Interface dataset entries:

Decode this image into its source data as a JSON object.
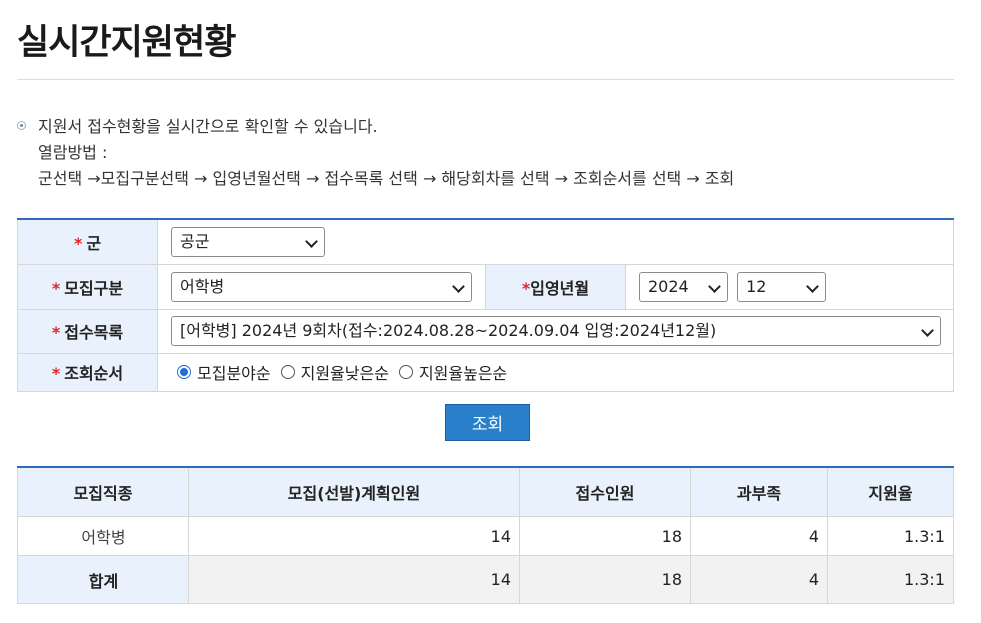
{
  "page": {
    "title": "실시간지원현황"
  },
  "guide": {
    "lines": [
      "지원서 접수현황을 실시간으로 확인할 수 있습니다.",
      "열람방법 :",
      "군선택 →모집구분선택 → 입영년월선택 → 접수목록 선택 → 해당회차를 선택 → 조회순서를 선택 → 조회"
    ]
  },
  "search": {
    "required_mark": "*",
    "branch": {
      "label": "군",
      "value": "공군"
    },
    "category": {
      "label": "모집구분",
      "value": "어학병"
    },
    "enlist": {
      "label": "입영년월",
      "year": "2024",
      "month": "12"
    },
    "list": {
      "label": "접수목록",
      "value": "[어학병] 2024년 9회차(접수:2024.08.28~2024.09.04 입영:2024년12월)"
    },
    "order": {
      "label": "조회순서",
      "options": [
        "모집분야순",
        "지원율낮은순",
        "지원율높은순"
      ],
      "selected": "모집분야순"
    },
    "submit_label": "조회"
  },
  "results": {
    "headers": [
      "모집직종",
      "모집(선발)계획인원",
      "접수인원",
      "과부족",
      "지원율"
    ],
    "rows": [
      {
        "field": "어학병",
        "plan": "14",
        "applied": "18",
        "diff": "4",
        "rate": "1.3:1"
      }
    ],
    "total": {
      "field": "합계",
      "plan": "14",
      "applied": "18",
      "diff": "4",
      "rate": "1.3:1"
    }
  },
  "colors": {
    "accent": "#2e6bb8",
    "button": "#2a7fcb",
    "header_bg": "#e9f2fc",
    "required": "#e0262b"
  }
}
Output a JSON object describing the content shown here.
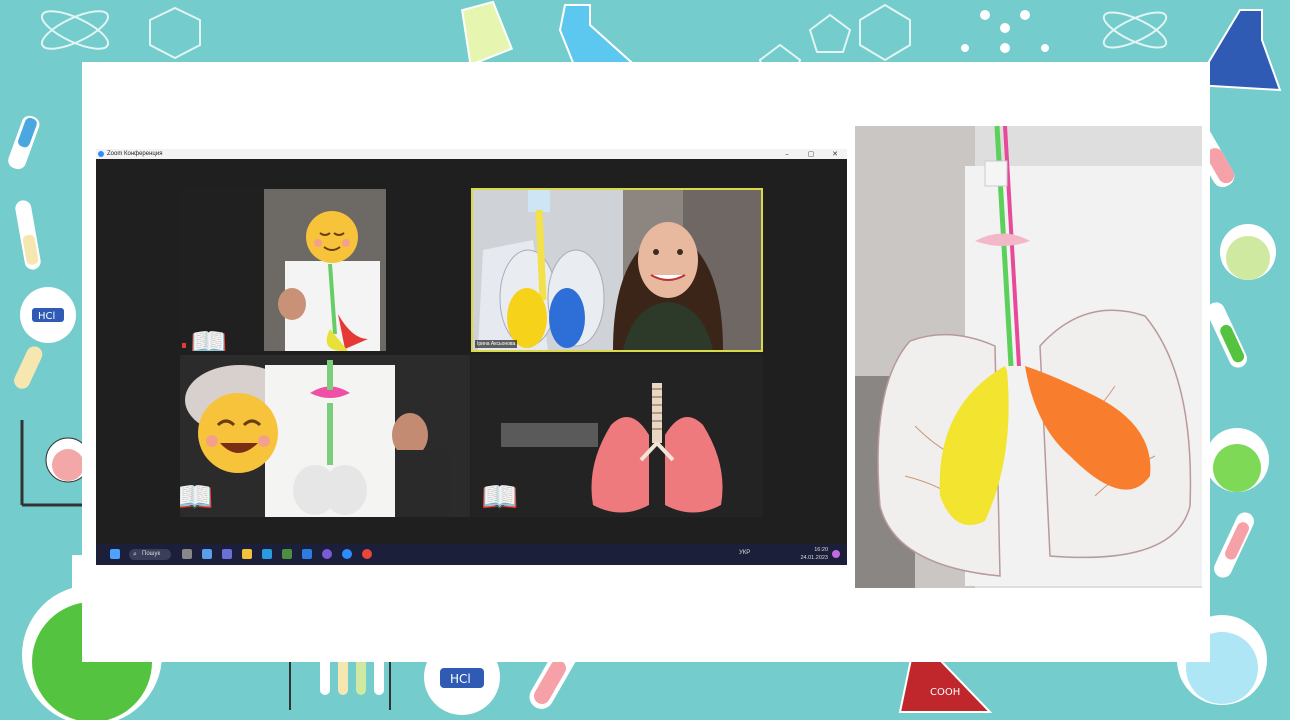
{
  "zoom": {
    "window_title": "Zoom Конференция",
    "controls": {
      "minimize": "–",
      "maximize": "▢",
      "close": "✕"
    },
    "participants": [
      {
        "name": ""
      },
      {
        "name": "Ірина Аксьонова"
      },
      {
        "name": ""
      },
      {
        "name": ""
      }
    ]
  },
  "taskbar": {
    "search_label": "Пошук",
    "language": "УКР",
    "time": "16:20",
    "date": "24.01.2023"
  },
  "icons": {
    "book": "📖"
  },
  "colors": {
    "border_teal": "#74cccc",
    "zoom_bg": "#242424",
    "active_speaker": "#d9d94a",
    "taskbar": "#1c1f3a"
  }
}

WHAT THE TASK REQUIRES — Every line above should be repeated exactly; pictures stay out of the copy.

SOLUTION FOR THIS EXERCISE —
Decode this image into its source data as a JSON object.
{
  "page": {
    "title": "실시간지원현황"
  },
  "guide": {
    "lines": [
      "지원서 접수현황을 실시간으로 확인할 수 있습니다.",
      "열람방법 :",
      "군선택 →모집구분선택 → 입영년월선택 → 접수목록 선택 → 해당회차를 선택 → 조회순서를 선택 → 조회"
    ]
  },
  "search": {
    "required_mark": "*",
    "branch": {
      "label": "군",
      "value": "공군"
    },
    "category": {
      "label": "모집구분",
      "value": "어학병"
    },
    "enlist": {
      "label": "입영년월",
      "year": "2024",
      "month": "12"
    },
    "list": {
      "label": "접수목록",
      "value": "[어학병] 2024년 9회차(접수:2024.08.28~2024.09.04 입영:2024년12월)"
    },
    "order": {
      "label": "조회순서",
      "options": [
        "모집분야순",
        "지원율낮은순",
        "지원율높은순"
      ],
      "selected": "모집분야순"
    },
    "submit_label": "조회"
  },
  "results": {
    "headers": [
      "모집직종",
      "모집(선발)계획인원",
      "접수인원",
      "과부족",
      "지원율"
    ],
    "rows": [
      {
        "field": "어학병",
        "plan": "14",
        "applied": "18",
        "diff": "4",
        "rate": "1.3:1"
      }
    ],
    "total": {
      "field": "합계",
      "plan": "14",
      "applied": "18",
      "diff": "4",
      "rate": "1.3:1"
    }
  },
  "colors": {
    "accent": "#2e6bb8",
    "button": "#2a7fcb",
    "header_bg": "#e9f2fc",
    "required": "#e0262b"
  }
}
Output a JSON object describing the content shown here.
{
  "zoom": {
    "window_title": "Zoom Конференция",
    "controls": {
      "minimize": "–",
      "maximize": "▢",
      "close": "✕"
    },
    "participants": [
      {
        "name": ""
      },
      {
        "name": "Ірина Аксьонова"
      },
      {
        "name": ""
      },
      {
        "name": ""
      }
    ]
  },
  "taskbar": {
    "search_label": "Пошук",
    "language": "УКР",
    "time": "16:20",
    "date": "24.01.2023"
  },
  "icons": {
    "book": "📖"
  },
  "colors": {
    "border_teal": "#74cccc",
    "zoom_bg": "#242424",
    "active_speaker": "#d9d94a",
    "taskbar": "#1c1f3a"
  }
}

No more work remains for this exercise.